Japan's modern international history began in 1858 with the signing of the "unequal" commercial treaty with the United States. Over the next fifteen years, Japanese diplomacy was reshaped to respond to the Western imperialist challenge. "Negotiating with Imperialism" is the first book to explain the emergence of modern Japan through this early period of treaty relations. Michael Auslin dispels the myth that the Tokugawa "bakufu" was diplomatically incompetent. Refusing to surrender to the West's power, "bakufu" diplomats employed negotiation as a weapon to defend Japan's interests. Tracing various visions of Japan's international identity, Auslin examines the evolution of the culture of Japanese diplomacy. Further, he demonstrates the limits of nineteenth-century imperialist power by examining the responses of British, French, and American diplomats. After replacing the Tokugawa in 1868, Meiji leaders initially utilized bakufu tactics. However, their 1872 failure to revise the treaties led them to focus on domestic reform as a way of maintaining independence and gaining equality with the West. In a compelling analysis of the interplay among assassinations, Western bombardment of Japanese cities, fertile cultural exchange, and intellectual discovery, Auslin offers a persuasive reading of the birth of modern Japan and its struggle to determine its future relations with the world.

Imperialism and the Origins of Mexican Culture

Author: Colin M. MacLachlan

Publisher: Harvard University Press

ISBN: 067428643X

Category: History

Page: 330

View: 1511

Their empire unmatched in military and cultural might, the Aztecs were poised on the brink of a golden age, when the arrival of the Spanish changed everything. Colin MacLachlan explains why Mexico is culturally Mestizo while ethnically Indian and why Mexicans remain orphaned from their indigenous heritage—the adopted children of European history.

Power, Politics, and Culture

Interviews with Edward W. Said

Author: Edward Said

Publisher: A&C Black

ISBN: 1408846233

Category: Biography & Autobiography

Page: 288

View: 5043

No single book has encompassed the vast scope of Edward Said's erudition quite like Power, Politics and Culture - a collection of his interviews from the last three decades. In these twenty-nine interviews, Said addresses everything from Palestine to Pavarotti, from his nomadic upbringing under colonial rule to his politically active and often controversial life in America, and reflects on Austen, Beckett, Conrad, Naipaul, Mahfouz and Rushdie as well as fellow critics Bloom, Derrida and Foucault.

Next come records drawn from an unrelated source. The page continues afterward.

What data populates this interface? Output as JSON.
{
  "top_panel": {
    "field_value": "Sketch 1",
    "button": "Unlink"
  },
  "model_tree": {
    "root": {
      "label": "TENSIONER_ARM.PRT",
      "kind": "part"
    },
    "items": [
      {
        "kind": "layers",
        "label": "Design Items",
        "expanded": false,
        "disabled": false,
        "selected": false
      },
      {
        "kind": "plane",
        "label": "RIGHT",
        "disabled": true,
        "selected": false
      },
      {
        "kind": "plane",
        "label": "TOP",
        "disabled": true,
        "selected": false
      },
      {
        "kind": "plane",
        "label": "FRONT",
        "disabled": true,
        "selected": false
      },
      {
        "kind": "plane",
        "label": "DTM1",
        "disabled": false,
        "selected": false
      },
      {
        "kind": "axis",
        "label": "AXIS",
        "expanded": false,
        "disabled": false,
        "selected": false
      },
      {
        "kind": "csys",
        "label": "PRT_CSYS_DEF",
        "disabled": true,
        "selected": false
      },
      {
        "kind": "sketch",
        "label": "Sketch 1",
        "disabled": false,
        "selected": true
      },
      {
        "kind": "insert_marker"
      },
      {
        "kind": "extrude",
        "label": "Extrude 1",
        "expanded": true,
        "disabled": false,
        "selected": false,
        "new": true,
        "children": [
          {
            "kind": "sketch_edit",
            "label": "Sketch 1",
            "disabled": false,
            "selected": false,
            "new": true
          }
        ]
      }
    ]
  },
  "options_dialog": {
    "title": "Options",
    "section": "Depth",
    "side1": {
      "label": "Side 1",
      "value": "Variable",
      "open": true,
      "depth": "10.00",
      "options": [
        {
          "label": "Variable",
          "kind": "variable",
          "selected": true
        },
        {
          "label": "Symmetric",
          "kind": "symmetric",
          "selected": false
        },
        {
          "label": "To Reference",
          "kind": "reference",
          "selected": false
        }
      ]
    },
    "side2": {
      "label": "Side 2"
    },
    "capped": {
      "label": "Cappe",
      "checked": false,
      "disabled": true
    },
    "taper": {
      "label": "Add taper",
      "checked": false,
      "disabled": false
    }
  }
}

Said speaks here with his usual candour, acuity and eloquence - confirming that he was in his lifetime among the truly most important intellects of our century.

Hong Kong and British Culture, 1945-97

Author: Mark Hampton

Publisher: Oxford University Press

ISBN: 1526116723

Category:

Page: 248

View: 5790

This book examines the British cultural engagement with Hong Kong in the second half of the twentieth century. It shows how the territory fit unusually within Britain's decolonisation narratives and served as an occasional foil for examining Britain's own culture during a period of perceived stagnation and decline. Drawing on a wide range of archival and published primary sources, Hong Kong and British culture, 1945-97 investigates such themes as Hong Kong as a site of unrestrained capitalism, modernisation, and good government, as well as an arena of male social and sexual opportunity. It also examines the ways in which Hong Kong Chinese embraced British culture, and the competing predictions that British observers made concerning the colony's return to Chinese sovereignty. An epilogue considers the enduring legacy of British colonialism. This book will be essential reading for historians of Hong Kong, British decolonisation, and Britain's culture of declinism.